The city school district, which has seen several reported cases of bullying among students this school year, has developed a K-12 anti-bullying initiative it hopes will reduce the number of bullying incidents.
Superintendent Bruce Thomas, in his first year at Warren, said the purpose of the effort is to fight the bullying epidemic while complying with an anti-bullying bill, House Bill 116, signed Feb. 2 by Gov. John Kasich that requires schools to meet specific anti-bullying criteria.
Tribune Chronicle / R. Michael Semple
Students walk past a “No Bully Zone!” sign last week at Jefferson K-8 School in Warren. The city school district has developed a K-12 anti-bullying initiative in light of several reported cases of bullying among students this school year.
Earlier this year, Lordstown High School hosted a community bullying awareness and prevention program for parents and residents. Sue Tucker of ''No Victims No Bullies'' facilitated the program. Tucker has worked in the area of bullying with numerous school systems in the country over the last 10 years.
Youngstown City Schools Superintendent Connie Hathorn said bullying, and violence of any kind at school, will not be tolerated.
"It's really a problem, and it's something that can't be ignored," he said. "It's important to let students and parents know it isn't accepted and won't be tolerated."
Warren, like many local school districts, such as Youngstown and Lordstown, has also hosted anti-bullying programs and conducted awareness campaigns.
"It's a reality that has hit this country, not just Warren, but many school districts, in epidemic proportions," Thomas said. "It's something that's needed addressed and that's what we're doing. It's part of our ongoing commitment to make sure that our students, teachers, staff are safe at school."
Late last year Thomas designated Kristen Lewis, coordinator of student counseling and family engagement, to coordinate the development and implementation of a K-12 anti-bullying initiative.
"Bullying is a serious, nationwide issue," Lewis said, noting that a team made up of administrators, teachers, staff, students, parents, and community members worked together to help develop Warren's initiative.
"The goal is to create a positive learning environment for all of our students," she said.
The Warren district has posted banners and posters inside and on the exterior walls of its buildings to get that point across. The posters advise readers to "Stop, Walk and Talk."
"Our goal is to create safe schools and that's the message we are hoping to send," said Aaron Schwab, Warren's communications coordinator. He said the banners were hung on the exterior of all buildings after winter break in January. He noted there are also several hundred posters and flyers hung throughout the district's buildings.
Additionally, Warren has posted on its website what parents should do if they suspect their children are being bullied.

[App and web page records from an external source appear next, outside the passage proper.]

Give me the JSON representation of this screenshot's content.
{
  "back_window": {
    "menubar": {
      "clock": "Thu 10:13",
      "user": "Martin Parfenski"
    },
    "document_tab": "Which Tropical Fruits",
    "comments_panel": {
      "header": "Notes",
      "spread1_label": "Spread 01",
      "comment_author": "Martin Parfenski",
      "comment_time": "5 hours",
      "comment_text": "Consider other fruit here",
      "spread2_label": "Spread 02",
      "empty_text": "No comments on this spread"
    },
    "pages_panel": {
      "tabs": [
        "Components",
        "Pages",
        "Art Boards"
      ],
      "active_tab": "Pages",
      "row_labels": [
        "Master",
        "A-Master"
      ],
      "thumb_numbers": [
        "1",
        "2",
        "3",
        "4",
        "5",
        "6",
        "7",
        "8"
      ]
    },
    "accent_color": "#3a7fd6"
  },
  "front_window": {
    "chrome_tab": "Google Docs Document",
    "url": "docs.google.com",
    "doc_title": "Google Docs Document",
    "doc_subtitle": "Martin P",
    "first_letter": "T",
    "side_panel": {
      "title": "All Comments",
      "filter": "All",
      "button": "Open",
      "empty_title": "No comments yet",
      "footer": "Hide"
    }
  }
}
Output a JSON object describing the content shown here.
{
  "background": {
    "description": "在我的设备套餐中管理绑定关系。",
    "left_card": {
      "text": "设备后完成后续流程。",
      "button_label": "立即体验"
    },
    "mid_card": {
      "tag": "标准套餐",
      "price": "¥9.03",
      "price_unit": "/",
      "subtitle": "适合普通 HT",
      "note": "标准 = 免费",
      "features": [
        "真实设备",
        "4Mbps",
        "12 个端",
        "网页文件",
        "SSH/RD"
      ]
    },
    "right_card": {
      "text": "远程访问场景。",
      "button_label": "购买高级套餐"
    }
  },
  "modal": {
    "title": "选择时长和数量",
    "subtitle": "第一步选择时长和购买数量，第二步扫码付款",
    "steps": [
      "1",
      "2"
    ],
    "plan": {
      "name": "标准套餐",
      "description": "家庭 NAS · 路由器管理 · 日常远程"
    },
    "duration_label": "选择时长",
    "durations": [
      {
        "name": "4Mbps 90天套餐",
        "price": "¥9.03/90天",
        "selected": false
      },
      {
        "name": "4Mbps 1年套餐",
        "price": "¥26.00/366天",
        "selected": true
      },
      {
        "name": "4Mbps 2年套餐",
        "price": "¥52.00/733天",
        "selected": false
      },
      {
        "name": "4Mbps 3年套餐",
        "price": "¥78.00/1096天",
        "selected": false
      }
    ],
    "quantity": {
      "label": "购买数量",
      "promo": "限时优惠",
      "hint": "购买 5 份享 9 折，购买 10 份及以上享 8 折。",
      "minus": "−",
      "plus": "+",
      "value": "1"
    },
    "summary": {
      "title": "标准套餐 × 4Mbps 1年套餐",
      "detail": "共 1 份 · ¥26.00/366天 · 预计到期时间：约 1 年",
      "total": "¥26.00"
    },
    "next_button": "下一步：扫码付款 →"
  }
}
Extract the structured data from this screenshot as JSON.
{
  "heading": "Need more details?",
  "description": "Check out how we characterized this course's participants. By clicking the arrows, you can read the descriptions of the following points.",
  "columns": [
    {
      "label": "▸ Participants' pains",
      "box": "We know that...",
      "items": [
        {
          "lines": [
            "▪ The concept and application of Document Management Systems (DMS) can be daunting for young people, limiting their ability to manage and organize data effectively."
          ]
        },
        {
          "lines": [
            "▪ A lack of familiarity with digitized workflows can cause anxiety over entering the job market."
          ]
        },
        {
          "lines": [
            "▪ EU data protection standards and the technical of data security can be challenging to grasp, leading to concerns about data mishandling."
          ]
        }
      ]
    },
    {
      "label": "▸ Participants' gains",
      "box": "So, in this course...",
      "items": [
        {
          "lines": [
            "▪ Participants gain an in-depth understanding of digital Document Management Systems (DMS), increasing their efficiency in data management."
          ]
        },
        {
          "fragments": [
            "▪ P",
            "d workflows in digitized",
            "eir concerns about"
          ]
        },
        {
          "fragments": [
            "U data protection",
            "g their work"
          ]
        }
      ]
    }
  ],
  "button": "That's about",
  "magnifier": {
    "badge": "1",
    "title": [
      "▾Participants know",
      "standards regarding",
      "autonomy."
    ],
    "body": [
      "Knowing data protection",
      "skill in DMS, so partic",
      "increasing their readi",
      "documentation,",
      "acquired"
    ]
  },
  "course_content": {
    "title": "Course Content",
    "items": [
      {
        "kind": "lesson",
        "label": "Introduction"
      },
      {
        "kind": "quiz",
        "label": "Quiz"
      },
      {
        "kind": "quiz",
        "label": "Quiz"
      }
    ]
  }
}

There is a bullying report form parents can use to let school officials know about the suspected bullying via the website.
Thomas said realistically the school district will not eliminate all bullying.
"But anything we can do address it is a step in the right direction," he said.